The Faroe Islands and the United Kingdom sign free trade agreement
(Poul Michelsen, Minister of Foreign Affairs and Trade, George Hollingbery, Minister of State for Trade Policy and George Eustice Minister of State at the Department for Environment, Food and Rural Affairs.)
The Faroe Islands and the United Kingdom have signed a free trade agreement which will ensure that trade between the countries will continue after the UK leaves the EU.
“The United Kingdom is not only our closest geographical neighbour, it is one of the most important trading partners for the Faroe Islands. This agreement means that our exports to the UK can continue unhindered when the UK leaves the EU. The economic significance of this agreement for the Faroe Islands cannot be overstated, It will also provide a firm basis on which we can expand our future trade relations with the UK,” says Poul Michelsen, Faroese Minister of Foreign Affairs and Trade.
Trade between the Faroe Islands and the UK is currently covered by the terms of the bilateral Free Trade Agreement which the Faroe Islands have with the EU. Faroese exports to the UK represent around 20% of total Faroese exports to the EU, and some 10% of total Faroese exports globally, with a value between 90 and 100 million GBP. Imports from the UK to the Faroe Islands had a total value of 284 million DKK in 2017, equivalent to roughly 33 million GBP.
The Faroese government has been working steadily to guarantee Faroese interests since the 2016 UK decision to leave the EU. A working group was established shortly after the referendum to follow the Brexit process, and Faroese ministers in both trade and fisheries have been engaging regularly with their UK counterparts to pave the way for strong and active future bilateral relations. The Faroese Representation in London also has a key role in maintaining and enhancing official links between Faroese and UK authorities.

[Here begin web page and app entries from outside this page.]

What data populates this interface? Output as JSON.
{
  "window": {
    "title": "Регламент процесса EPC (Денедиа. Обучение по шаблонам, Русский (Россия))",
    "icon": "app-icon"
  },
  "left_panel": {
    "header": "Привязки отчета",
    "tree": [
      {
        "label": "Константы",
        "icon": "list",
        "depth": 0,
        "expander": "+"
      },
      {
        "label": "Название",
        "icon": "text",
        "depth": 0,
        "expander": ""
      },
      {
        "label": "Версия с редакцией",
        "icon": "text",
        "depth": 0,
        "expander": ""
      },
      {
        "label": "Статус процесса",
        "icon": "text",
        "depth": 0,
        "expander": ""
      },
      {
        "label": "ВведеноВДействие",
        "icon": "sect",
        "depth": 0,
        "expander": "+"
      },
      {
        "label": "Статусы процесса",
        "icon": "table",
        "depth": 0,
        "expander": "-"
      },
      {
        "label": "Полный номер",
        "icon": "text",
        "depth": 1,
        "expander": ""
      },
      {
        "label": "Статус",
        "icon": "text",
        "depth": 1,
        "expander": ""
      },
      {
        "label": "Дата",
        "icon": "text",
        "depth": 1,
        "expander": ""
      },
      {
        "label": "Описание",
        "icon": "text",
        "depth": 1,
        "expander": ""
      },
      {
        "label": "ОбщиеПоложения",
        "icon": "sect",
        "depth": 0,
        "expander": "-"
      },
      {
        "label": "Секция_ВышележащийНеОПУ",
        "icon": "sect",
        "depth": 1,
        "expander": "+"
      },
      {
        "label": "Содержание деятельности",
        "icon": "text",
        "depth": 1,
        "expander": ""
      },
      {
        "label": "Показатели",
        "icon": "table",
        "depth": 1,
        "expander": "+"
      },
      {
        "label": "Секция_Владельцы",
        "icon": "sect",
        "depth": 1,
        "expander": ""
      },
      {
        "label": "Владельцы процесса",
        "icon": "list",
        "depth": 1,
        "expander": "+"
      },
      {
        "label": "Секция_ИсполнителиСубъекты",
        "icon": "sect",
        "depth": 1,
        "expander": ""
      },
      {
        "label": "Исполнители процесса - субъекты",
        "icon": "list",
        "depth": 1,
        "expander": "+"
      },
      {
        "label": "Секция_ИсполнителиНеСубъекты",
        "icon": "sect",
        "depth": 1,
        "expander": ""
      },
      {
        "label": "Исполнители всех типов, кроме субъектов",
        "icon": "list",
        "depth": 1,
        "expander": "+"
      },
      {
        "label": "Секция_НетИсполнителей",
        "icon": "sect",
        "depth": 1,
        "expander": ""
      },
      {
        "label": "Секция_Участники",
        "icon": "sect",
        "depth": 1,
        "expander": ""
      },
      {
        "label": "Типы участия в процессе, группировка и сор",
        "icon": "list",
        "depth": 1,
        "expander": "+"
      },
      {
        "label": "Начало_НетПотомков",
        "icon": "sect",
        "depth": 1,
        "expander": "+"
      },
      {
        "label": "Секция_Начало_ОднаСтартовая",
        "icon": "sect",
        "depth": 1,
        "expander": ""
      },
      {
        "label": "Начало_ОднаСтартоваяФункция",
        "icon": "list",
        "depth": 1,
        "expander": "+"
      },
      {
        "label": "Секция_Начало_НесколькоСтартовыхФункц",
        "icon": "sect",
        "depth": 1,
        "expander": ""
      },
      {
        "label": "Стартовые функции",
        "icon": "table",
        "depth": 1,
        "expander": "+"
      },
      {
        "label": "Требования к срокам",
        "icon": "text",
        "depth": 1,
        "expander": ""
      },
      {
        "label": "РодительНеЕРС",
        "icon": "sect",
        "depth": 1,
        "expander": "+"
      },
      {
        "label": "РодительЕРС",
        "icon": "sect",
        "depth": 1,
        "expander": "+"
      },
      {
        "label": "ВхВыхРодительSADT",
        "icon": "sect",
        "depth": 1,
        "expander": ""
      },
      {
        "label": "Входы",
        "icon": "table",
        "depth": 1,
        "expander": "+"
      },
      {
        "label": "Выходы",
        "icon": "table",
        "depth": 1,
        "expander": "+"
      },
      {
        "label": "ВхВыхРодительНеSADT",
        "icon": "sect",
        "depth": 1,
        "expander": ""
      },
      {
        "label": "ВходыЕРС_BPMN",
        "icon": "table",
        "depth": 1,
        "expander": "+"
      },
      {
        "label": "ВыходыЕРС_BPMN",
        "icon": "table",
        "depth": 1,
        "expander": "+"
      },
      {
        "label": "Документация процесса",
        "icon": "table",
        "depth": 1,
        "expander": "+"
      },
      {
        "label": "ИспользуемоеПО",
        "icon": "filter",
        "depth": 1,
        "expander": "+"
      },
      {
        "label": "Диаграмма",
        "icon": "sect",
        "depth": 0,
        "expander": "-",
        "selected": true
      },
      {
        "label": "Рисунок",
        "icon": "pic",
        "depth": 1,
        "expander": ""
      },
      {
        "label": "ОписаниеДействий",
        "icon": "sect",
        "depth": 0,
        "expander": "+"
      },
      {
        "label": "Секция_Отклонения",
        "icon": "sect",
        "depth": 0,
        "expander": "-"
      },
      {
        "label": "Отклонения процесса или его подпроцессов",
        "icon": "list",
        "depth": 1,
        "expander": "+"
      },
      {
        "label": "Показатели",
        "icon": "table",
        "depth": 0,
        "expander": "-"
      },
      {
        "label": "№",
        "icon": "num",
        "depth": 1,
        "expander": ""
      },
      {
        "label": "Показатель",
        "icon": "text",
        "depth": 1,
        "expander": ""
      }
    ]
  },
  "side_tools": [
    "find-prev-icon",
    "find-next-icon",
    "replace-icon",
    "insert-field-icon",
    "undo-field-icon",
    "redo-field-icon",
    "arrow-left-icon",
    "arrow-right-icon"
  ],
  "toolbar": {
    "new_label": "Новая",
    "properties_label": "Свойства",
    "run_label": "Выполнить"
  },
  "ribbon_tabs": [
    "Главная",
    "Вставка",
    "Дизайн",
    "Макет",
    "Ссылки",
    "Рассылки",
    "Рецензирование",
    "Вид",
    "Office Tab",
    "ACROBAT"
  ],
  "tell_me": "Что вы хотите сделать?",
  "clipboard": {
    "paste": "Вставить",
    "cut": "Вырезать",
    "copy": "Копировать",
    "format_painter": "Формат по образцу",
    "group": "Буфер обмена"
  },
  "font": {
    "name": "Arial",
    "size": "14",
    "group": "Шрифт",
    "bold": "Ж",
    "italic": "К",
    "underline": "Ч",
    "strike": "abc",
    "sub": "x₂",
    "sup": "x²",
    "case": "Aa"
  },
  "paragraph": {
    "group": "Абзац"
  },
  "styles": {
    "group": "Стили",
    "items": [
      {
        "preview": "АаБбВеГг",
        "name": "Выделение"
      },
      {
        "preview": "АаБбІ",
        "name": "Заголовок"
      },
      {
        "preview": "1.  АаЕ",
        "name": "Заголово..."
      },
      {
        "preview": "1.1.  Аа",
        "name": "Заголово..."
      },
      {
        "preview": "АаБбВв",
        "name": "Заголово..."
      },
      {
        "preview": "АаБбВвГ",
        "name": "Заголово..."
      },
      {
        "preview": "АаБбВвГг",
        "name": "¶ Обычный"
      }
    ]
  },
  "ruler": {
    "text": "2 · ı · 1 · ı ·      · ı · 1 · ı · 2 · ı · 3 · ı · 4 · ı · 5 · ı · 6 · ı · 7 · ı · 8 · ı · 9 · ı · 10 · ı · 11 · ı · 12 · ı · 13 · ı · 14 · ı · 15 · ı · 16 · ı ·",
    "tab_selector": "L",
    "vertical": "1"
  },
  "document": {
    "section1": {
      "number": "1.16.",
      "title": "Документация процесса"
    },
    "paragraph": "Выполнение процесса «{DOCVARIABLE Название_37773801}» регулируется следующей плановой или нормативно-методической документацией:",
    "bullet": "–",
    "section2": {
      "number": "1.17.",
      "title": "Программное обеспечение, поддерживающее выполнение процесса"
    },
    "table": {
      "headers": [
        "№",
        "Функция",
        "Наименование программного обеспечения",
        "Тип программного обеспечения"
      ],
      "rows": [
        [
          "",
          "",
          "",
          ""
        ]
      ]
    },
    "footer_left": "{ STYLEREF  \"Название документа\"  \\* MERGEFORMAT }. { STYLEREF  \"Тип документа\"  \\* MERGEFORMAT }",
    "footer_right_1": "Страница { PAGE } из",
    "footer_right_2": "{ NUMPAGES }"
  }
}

Minister of Foreign Affairs and Trade, Poul Michelsen will shortly be presenting the agreement to the Faroese Parliament for approval. The aim is to ensure that it is formally ready to be implemented as soon as the UK leaves the EU, also if this happens without the UK and the EU having an agreed transition period after 29 March.